Stewart's meteoric year is now history. He won in South Africa, Spain, Holland, France, and Britain. He was leading the Monaco GP when a half-shaft coupling broke, and was second to Ickx at Nurburgnng after gearbox troubles slowed him. His win at Monza virtually sealed the World Championship for him and Matra - the remainder of the races were pure formality. Beltoise, who didn't always get the best cars, proved he is one of the world's best drivers. He was sixth in South Africa, third in Spain, second in France, sixth in Germany, third in Italy, fourth in Canada and fifth in Mexico. In the 1969 Le Mans race Matra took fourth and fifth places. The three-liire enginc of the Matra did well against the larger "Sport" engines, and its chances in 1970 would be even brighter if the up-to-five-litre engines weren't permitted.

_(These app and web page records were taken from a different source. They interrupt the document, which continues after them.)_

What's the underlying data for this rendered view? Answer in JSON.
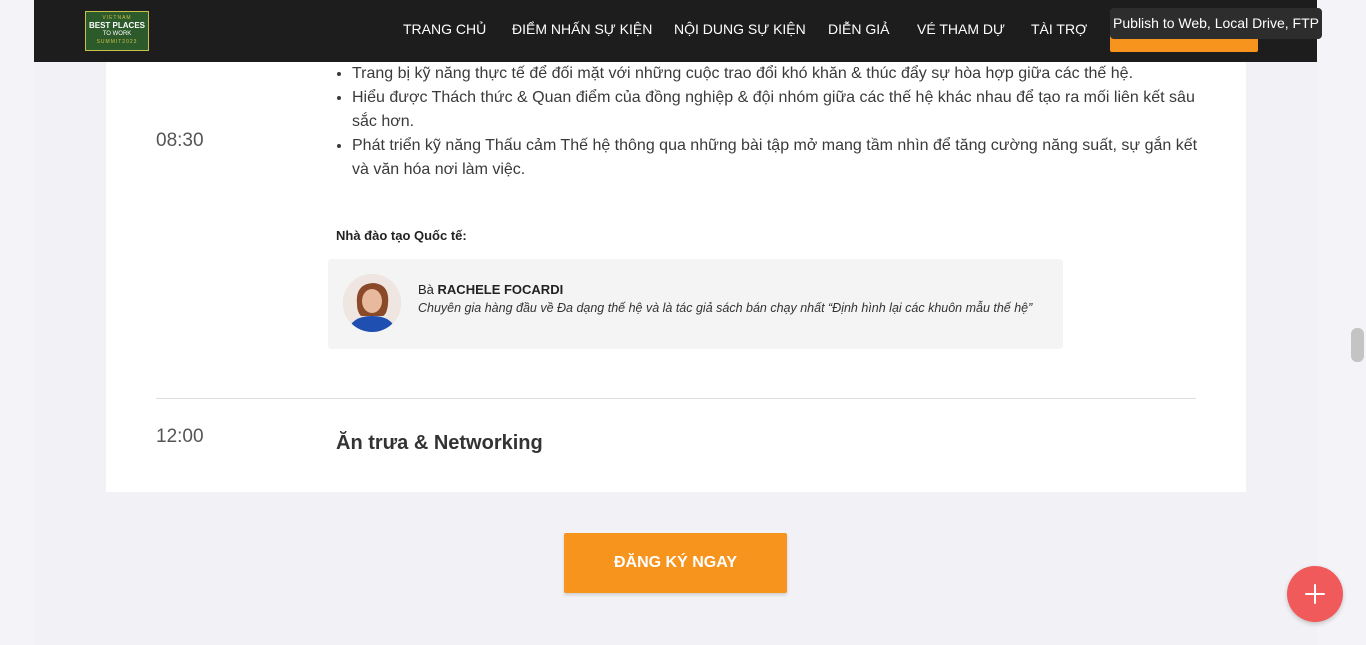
{
  "nav": {
    "logo": {
      "line1": "VIETNAM",
      "line2": "BEST PLACES",
      "line3": "TO WORK",
      "line4": "SUMMIT2023"
    },
    "items": [
      {
        "label": "TRANG CHỦ"
      },
      {
        "label": "ĐIỂM NHẤN SỰ KIỆN"
      },
      {
        "label": "NỘI DUNG SỰ KIỆN"
      },
      {
        "label": "DIỄN GIẢ"
      },
      {
        "label": "VÉ THAM DỰ"
      },
      {
        "label": "TÀI TRỢ"
      }
    ]
  },
  "tooltip": "Publish to Web, Local Drive, FTP",
  "agenda": {
    "session1": {
      "time": "08:30",
      "bullets": [
        "Trang bị kỹ năng thực tế để đối mặt với những cuộc trao đổi khó khăn & thúc đẩy sự hòa hợp giữa các thế hệ.",
        "Hiểu được Thách thức & Quan điểm của đồng nghiệp & đội nhóm giữa các thế hệ khác nhau để tạo ra mối liên kết sâu sắc hơn.",
        "Phát triển kỹ năng Thấu cảm Thế hệ thông qua những bài tập mở mang tầm nhìn để tăng cường năng suất, sự gắn kết và văn hóa nơi làm việc."
      ],
      "trainer_heading": "Nhà đào tạo Quốc tế:",
      "speaker": {
        "prefix": "Bà",
        "name": "RACHELE FOCARDI",
        "description": "Chuyên gia hàng đầu về Đa dạng thế hệ và là tác giả sách bán chạy nhất “Định hình lại các khuôn mẫu thế hệ”"
      }
    },
    "session2": {
      "time": "12:00",
      "title": "Ăn trưa & Networking"
    }
  },
  "register_button": "ĐĂNG KÝ NGAY",
  "colors": {
    "accent": "#f7941d",
    "nav_bg": "#1d1d1d",
    "fab": "#f05a5a"
  }
}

So where does Matra go now? The company have gone racing with efficiency, realism, and love of the game. There are some who think their success has been due to government sponsorship, but it takes more than money to make such a project work. And anyway the government loan was spent a long time ago. A big commercial success with the production cars would have been of great assistance, but it was not to be, and after their good racing season Matra are looking for another subsidy.

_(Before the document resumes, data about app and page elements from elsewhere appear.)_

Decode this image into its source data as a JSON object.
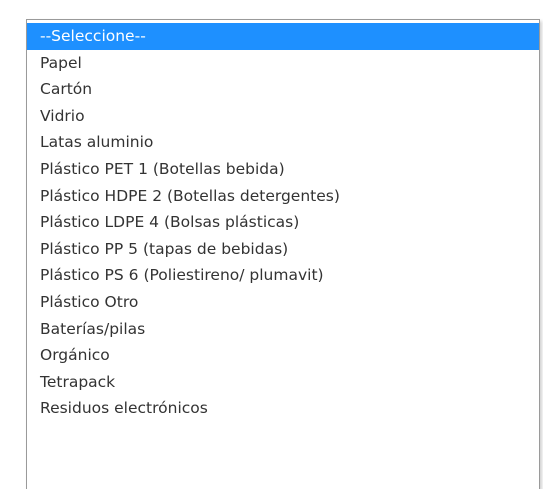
{
  "dropdown": {
    "options": [
      {
        "label": "--Seleccione--",
        "selected": true
      },
      {
        "label": "Papel"
      },
      {
        "label": "Cartón"
      },
      {
        "label": "Vidrio"
      },
      {
        "label": "Latas aluminio"
      },
      {
        "label": "Plástico PET 1 (Botellas bebida)"
      },
      {
        "label": "Plástico HDPE 2 (Botellas detergentes)"
      },
      {
        "label": "Plástico LDPE 4 (Bolsas plásticas)"
      },
      {
        "label": "Plástico PP 5 (tapas de bebidas)"
      },
      {
        "label": "Plástico PS 6 (Poliestireno/ plumavit)"
      },
      {
        "label": "Plástico Otro"
      },
      {
        "label": "Baterías/pilas"
      },
      {
        "label": "Orgánico"
      },
      {
        "label": "Tetrapack"
      },
      {
        "label": "Residuos electrónicos"
      }
    ],
    "highlight_color": "#1e90ff"
  }
}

Nevertheless, in 1970 Matra will race entirely with their own engines. Stewart arid Tyrrell have gone to March, the new marque destined to makes it debut in the South African Grand Prix, in March. As this is written rumour has it that Matra may form an alliance with Simca, the Chrysler-owned French manufacturer. Will such a partnership help Matra?